▸ **What this task involves**:
Search the records that follow and extract every line containing the string "Willkommen".

App and web page records:
----
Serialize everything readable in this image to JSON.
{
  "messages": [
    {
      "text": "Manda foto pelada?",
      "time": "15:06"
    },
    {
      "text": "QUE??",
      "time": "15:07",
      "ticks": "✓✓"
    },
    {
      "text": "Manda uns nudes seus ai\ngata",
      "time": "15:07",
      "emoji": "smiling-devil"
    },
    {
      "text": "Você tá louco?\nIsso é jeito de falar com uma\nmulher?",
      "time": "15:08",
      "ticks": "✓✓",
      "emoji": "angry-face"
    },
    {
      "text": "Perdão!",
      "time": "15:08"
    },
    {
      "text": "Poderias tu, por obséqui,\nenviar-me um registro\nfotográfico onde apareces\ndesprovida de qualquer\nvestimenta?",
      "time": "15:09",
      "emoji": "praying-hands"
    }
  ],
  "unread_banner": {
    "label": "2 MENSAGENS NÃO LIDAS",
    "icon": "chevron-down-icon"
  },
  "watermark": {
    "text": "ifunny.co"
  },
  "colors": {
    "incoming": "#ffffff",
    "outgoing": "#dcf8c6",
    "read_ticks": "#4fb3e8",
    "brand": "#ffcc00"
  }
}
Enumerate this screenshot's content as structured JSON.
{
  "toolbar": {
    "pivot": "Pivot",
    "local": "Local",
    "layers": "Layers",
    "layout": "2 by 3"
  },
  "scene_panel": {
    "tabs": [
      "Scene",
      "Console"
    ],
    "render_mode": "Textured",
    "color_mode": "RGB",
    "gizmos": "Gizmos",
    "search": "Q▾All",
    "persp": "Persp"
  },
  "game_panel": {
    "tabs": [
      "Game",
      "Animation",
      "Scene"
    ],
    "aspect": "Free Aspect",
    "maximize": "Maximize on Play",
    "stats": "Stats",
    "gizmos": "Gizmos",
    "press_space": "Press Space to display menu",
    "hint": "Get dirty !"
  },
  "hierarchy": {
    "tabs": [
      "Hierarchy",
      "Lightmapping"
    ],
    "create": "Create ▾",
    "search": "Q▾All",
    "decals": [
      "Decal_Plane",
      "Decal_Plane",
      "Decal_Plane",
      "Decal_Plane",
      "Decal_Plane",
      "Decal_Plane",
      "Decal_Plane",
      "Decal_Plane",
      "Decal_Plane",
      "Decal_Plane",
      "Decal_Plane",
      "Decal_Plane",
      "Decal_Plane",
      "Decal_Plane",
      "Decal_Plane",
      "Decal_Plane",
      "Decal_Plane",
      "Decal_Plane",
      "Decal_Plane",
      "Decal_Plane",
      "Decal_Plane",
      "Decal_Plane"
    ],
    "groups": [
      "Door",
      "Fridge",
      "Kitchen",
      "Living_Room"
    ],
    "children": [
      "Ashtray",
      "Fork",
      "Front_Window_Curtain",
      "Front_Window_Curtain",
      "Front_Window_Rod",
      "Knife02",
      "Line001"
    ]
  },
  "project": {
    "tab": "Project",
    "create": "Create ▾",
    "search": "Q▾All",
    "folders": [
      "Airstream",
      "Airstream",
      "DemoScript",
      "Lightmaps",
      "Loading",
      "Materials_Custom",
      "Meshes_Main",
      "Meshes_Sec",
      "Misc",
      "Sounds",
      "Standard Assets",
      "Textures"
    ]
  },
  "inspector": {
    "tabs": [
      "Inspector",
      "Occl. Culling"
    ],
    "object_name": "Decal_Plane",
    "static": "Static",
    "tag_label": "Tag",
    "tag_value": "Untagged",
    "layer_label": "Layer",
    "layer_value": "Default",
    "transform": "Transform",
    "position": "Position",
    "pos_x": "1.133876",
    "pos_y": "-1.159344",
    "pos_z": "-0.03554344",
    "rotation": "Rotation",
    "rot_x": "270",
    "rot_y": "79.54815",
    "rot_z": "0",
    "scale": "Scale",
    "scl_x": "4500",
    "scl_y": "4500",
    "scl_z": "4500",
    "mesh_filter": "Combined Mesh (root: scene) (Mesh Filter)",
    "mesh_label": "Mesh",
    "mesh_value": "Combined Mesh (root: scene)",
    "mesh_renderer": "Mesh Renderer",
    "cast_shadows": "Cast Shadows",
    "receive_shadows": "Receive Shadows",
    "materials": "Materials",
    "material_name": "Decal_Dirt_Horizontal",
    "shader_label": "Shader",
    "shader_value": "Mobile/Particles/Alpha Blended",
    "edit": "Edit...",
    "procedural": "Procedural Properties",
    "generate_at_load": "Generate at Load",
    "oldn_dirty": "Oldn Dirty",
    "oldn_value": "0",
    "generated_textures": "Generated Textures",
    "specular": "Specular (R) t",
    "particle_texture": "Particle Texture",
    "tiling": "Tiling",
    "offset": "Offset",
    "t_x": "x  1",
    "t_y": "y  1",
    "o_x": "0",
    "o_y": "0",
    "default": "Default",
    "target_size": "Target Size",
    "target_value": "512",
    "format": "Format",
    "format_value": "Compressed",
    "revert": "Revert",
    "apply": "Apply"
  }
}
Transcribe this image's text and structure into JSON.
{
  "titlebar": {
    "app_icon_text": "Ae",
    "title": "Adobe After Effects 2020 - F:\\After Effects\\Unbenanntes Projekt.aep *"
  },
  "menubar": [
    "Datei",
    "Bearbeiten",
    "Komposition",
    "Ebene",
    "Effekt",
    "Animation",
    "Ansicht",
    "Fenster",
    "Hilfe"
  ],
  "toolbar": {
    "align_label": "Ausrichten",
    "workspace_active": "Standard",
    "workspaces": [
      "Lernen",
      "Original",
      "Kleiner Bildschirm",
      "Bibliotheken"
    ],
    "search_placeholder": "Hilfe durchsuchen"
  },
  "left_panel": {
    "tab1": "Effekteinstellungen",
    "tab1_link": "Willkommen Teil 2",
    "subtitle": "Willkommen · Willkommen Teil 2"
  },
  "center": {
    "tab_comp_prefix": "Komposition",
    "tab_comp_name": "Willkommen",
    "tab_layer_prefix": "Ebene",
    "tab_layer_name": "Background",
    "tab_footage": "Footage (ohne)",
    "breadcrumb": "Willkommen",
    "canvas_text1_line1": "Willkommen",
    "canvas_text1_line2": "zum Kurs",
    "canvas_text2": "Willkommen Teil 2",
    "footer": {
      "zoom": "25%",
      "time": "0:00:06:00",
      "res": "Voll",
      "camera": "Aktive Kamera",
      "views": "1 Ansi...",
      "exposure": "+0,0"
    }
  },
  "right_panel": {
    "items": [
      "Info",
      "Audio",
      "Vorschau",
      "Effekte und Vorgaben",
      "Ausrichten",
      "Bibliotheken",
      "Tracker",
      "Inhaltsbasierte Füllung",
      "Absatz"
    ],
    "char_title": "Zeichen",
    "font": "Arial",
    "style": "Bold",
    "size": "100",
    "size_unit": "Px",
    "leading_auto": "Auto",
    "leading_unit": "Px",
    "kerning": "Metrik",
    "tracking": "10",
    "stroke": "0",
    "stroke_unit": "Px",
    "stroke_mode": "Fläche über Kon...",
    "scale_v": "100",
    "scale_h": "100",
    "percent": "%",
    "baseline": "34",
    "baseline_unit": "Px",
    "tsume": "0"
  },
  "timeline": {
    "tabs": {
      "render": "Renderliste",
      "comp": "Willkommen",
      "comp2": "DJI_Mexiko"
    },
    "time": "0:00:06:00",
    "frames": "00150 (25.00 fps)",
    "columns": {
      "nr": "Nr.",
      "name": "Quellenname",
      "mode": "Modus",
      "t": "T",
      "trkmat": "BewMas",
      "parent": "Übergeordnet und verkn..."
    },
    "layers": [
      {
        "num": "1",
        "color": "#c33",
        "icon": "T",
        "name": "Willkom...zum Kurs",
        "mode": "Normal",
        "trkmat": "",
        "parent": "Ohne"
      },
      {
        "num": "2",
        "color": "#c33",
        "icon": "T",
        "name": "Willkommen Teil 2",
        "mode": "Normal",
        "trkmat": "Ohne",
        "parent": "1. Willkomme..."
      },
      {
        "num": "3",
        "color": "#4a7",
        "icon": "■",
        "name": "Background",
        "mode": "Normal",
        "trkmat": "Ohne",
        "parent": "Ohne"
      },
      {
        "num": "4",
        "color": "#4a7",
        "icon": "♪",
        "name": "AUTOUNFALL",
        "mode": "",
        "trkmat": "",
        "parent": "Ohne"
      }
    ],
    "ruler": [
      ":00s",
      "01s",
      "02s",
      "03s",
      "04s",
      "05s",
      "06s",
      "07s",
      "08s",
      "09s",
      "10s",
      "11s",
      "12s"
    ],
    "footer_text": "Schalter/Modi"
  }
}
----
▸ **Answer box**:
    "tab1_link": "Willkommen Teil 2",
    "subtitle": "Willkommen · Willkommen Teil 2"
    "tab_comp_name": "Willkommen",
    "breadcrumb": "Willkommen",
    "canvas_text1_line1": "Willkommen",
    "canvas_text2": "Willkommen Teil 2",
      "comp": "Willkommen",
        "name": "Willkommen Teil 2",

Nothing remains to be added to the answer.